- [GIVEN RECORDS]
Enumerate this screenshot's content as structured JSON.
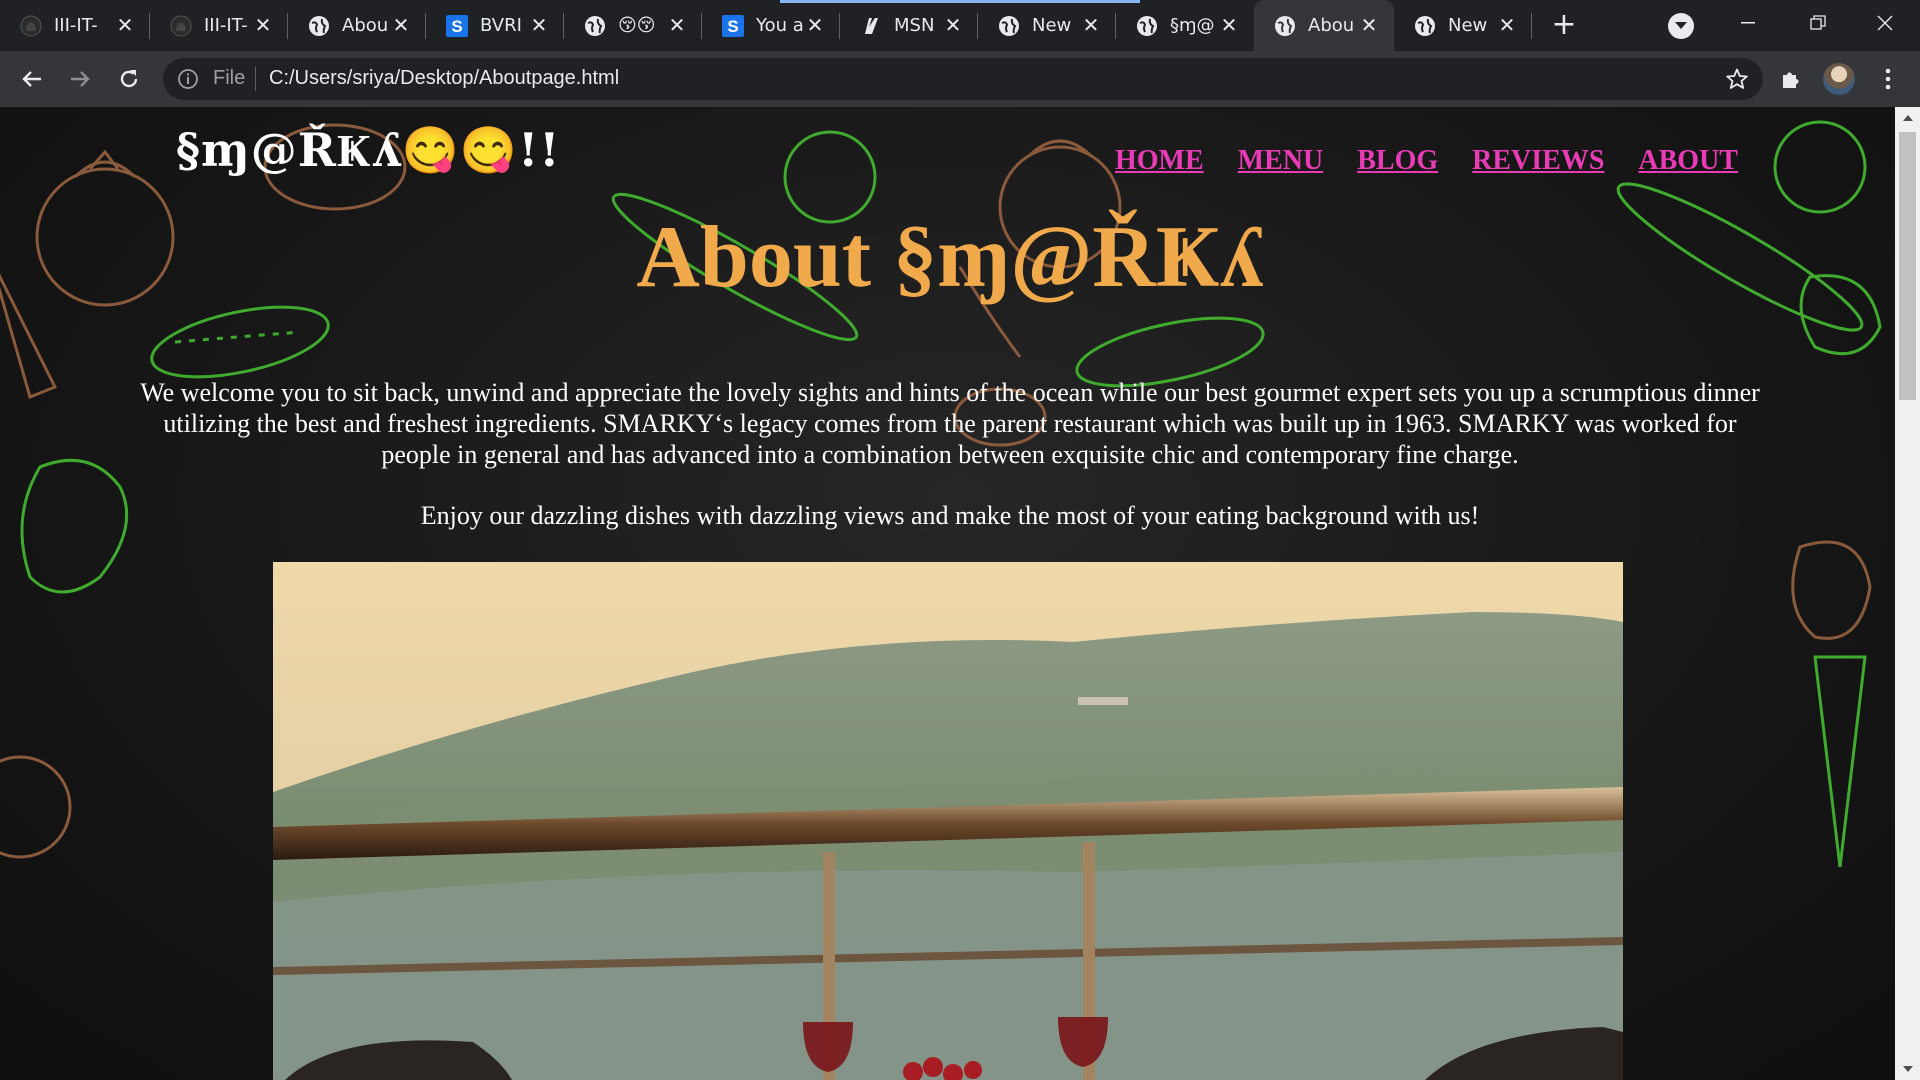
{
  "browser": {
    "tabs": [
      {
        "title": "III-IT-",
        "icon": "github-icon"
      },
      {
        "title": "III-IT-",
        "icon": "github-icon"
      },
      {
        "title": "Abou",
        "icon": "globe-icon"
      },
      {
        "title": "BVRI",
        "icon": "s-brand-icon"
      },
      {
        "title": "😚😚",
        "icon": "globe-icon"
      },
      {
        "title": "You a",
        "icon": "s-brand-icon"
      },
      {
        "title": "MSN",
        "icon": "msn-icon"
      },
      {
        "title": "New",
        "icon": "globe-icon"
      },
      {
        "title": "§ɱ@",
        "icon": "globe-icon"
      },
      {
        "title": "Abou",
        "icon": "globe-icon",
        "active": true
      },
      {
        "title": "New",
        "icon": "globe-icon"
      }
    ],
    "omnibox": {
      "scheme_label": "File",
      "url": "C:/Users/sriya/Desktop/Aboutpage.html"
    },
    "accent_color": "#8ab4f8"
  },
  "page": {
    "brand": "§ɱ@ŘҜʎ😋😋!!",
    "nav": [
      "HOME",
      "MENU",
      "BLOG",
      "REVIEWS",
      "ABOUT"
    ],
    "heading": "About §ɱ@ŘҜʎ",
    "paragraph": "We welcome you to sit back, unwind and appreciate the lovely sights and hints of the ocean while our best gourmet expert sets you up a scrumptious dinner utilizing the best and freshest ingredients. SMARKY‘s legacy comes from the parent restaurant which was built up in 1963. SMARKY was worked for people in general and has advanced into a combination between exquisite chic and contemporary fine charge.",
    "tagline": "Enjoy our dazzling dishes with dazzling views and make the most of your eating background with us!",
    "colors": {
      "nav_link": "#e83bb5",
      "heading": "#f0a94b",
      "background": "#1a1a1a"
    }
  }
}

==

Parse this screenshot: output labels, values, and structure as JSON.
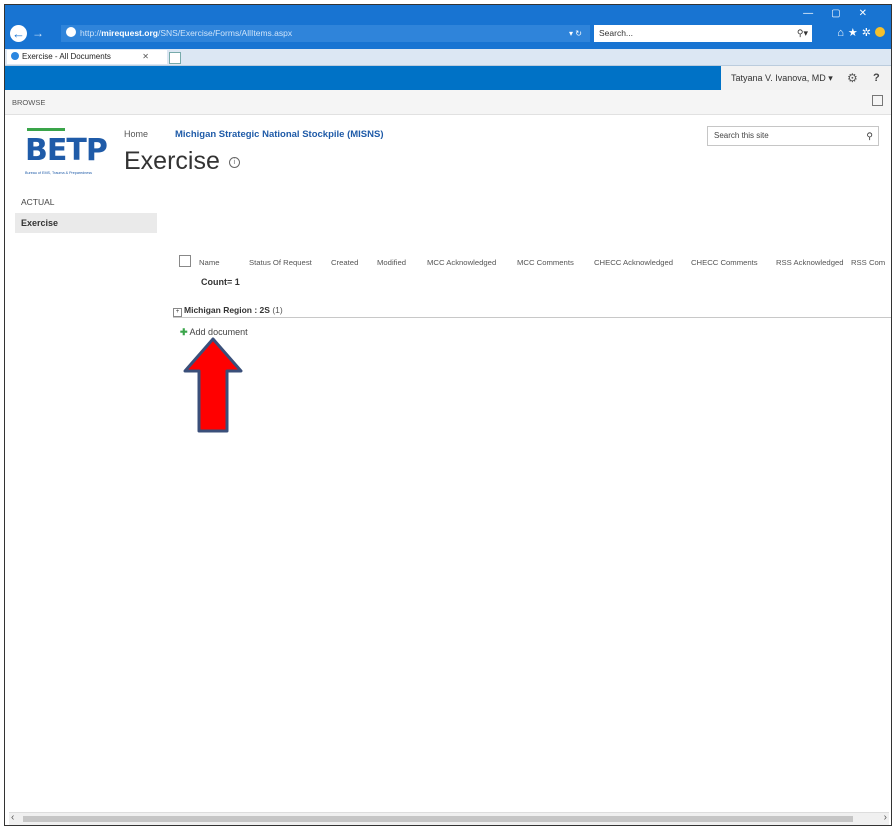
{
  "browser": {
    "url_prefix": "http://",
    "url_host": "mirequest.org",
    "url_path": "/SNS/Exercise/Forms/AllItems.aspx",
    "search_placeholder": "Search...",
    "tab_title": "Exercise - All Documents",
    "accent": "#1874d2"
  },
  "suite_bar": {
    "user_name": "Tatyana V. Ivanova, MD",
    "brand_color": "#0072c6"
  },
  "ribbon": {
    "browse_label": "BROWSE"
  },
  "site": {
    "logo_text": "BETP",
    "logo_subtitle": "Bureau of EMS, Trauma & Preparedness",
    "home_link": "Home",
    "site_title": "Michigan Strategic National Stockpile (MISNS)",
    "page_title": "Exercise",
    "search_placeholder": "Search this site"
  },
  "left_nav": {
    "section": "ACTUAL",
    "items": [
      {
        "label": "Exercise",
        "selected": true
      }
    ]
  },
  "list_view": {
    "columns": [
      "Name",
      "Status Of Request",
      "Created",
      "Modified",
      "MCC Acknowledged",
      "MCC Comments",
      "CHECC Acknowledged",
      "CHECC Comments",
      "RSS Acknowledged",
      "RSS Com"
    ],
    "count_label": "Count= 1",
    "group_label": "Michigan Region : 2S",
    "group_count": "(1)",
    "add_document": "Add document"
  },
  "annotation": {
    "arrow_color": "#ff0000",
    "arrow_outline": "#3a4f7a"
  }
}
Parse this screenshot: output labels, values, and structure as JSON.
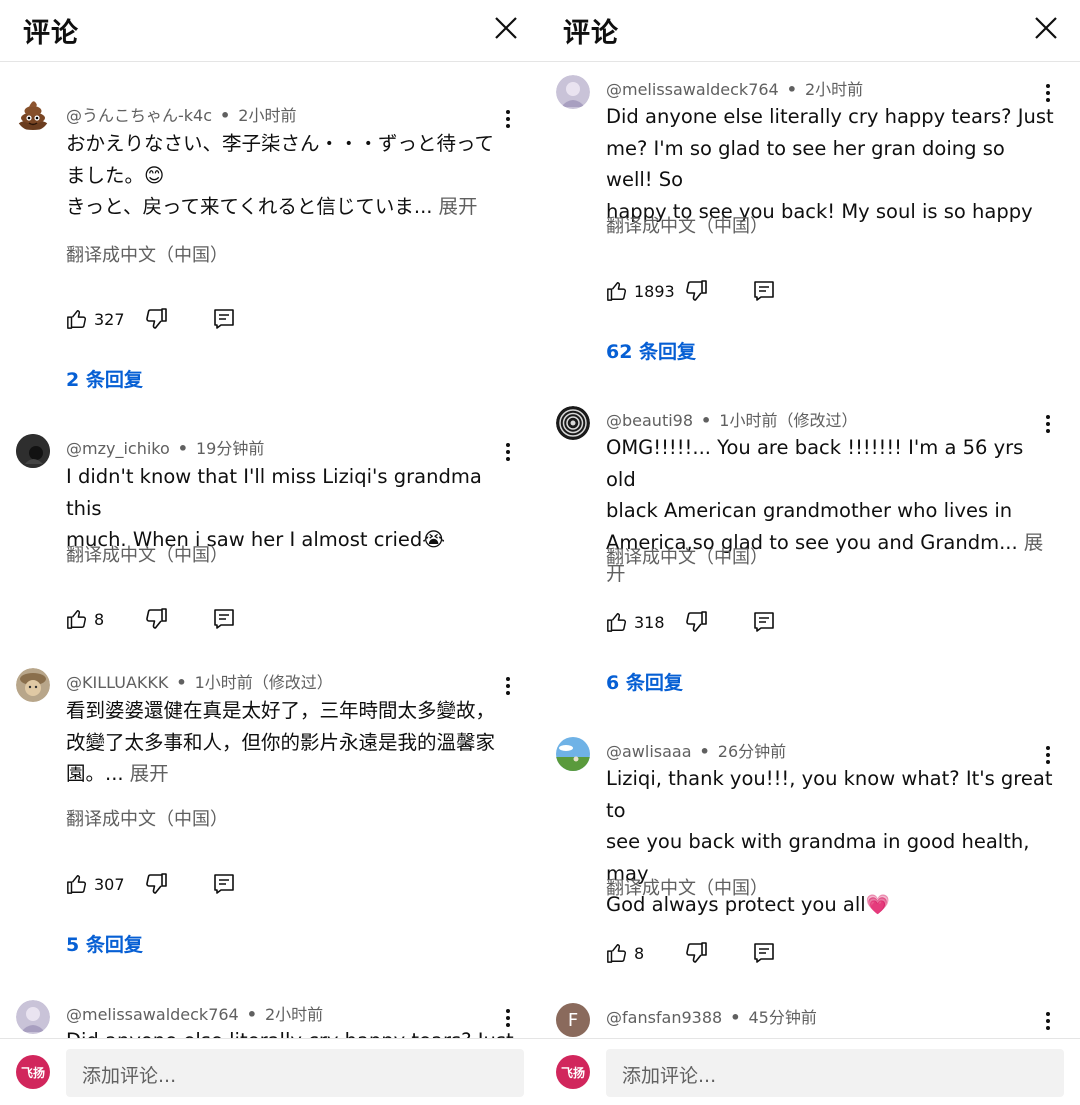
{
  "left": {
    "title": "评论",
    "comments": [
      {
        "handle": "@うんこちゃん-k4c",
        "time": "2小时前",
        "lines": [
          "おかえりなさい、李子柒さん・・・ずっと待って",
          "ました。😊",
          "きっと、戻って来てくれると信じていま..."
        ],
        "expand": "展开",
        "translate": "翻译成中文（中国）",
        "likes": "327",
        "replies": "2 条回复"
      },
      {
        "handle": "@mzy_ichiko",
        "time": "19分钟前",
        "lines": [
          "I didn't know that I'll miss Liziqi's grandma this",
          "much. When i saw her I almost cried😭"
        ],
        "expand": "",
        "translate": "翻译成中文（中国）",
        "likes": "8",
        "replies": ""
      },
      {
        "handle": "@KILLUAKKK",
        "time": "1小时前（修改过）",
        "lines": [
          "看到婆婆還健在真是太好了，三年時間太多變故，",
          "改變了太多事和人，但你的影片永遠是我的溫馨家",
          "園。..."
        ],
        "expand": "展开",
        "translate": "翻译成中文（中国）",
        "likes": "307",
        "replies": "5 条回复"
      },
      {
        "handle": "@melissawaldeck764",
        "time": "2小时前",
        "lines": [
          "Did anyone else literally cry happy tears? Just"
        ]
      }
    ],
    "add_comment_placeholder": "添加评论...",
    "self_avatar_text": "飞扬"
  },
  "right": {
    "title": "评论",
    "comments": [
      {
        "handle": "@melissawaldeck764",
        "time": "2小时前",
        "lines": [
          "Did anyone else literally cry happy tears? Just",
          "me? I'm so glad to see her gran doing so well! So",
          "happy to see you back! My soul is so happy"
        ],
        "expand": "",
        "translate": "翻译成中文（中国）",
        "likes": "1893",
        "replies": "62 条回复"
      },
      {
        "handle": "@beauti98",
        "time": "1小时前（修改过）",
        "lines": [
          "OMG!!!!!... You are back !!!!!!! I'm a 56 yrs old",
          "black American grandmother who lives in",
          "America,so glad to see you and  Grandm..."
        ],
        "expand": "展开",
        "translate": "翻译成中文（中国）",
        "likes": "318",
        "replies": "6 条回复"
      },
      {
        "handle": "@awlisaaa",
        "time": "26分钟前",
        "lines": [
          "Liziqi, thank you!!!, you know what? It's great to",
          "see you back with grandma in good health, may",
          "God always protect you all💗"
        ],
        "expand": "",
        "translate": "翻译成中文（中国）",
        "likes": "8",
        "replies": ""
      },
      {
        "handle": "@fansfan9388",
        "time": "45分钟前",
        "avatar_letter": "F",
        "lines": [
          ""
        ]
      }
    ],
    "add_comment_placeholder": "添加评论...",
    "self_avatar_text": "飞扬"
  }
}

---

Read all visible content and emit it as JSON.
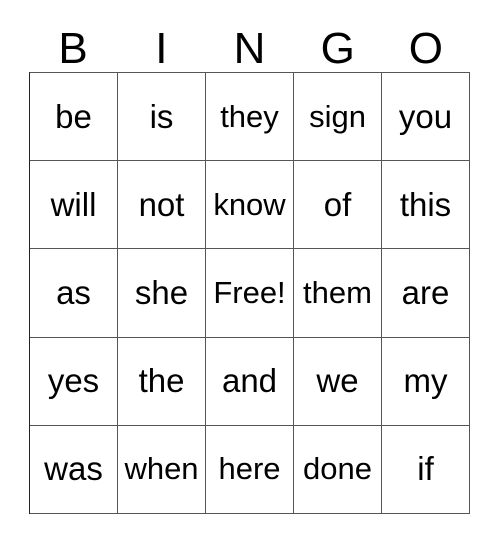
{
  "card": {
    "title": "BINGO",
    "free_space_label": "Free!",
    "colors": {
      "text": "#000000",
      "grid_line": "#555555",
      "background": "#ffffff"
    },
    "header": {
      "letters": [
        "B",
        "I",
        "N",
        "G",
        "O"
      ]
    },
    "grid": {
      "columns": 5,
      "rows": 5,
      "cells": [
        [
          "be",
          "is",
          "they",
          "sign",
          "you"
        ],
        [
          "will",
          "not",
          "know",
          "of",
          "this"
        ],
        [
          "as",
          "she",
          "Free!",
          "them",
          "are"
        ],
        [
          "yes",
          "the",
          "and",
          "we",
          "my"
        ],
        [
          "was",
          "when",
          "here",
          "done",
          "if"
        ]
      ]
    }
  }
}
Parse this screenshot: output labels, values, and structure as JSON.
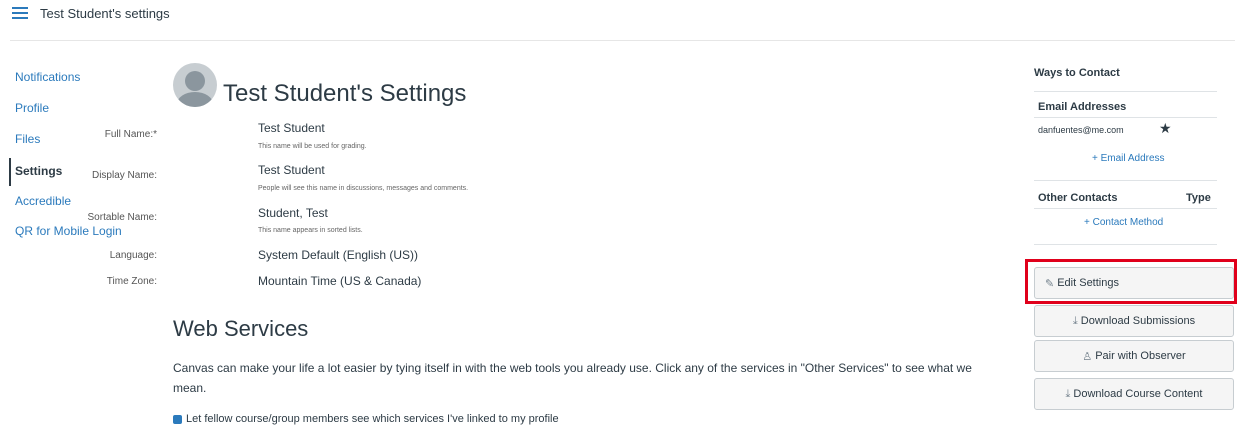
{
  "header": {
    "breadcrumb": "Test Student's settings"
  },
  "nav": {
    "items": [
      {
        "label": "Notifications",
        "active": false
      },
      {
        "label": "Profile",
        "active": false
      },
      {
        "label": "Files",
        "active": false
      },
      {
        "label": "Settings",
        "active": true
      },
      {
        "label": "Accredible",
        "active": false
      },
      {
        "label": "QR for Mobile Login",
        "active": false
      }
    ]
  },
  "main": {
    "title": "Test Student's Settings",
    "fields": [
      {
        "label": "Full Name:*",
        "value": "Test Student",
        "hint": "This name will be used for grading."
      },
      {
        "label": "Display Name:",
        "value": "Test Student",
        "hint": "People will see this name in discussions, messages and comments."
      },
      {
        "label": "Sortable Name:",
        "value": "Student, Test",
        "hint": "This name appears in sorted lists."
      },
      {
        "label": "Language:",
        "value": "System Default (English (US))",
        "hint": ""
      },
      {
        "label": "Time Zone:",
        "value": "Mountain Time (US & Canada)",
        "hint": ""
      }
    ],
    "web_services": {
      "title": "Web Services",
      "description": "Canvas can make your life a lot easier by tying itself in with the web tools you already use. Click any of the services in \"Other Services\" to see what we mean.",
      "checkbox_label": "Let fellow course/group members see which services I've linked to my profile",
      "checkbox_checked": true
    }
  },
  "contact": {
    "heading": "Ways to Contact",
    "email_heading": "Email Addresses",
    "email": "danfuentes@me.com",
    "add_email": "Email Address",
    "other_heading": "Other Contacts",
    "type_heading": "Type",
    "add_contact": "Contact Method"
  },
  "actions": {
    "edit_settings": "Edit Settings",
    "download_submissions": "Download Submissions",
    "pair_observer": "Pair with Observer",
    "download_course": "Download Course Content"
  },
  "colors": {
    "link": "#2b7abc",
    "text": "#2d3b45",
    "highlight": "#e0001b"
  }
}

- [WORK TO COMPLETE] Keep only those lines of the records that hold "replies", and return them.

- [ANSWER BOX]
        "replies": "2 条回复"
        "replies": ""
        "replies": "5 条回复"
        "replies": "62 条回复"
        "replies": "6 条回复"
        "replies": ""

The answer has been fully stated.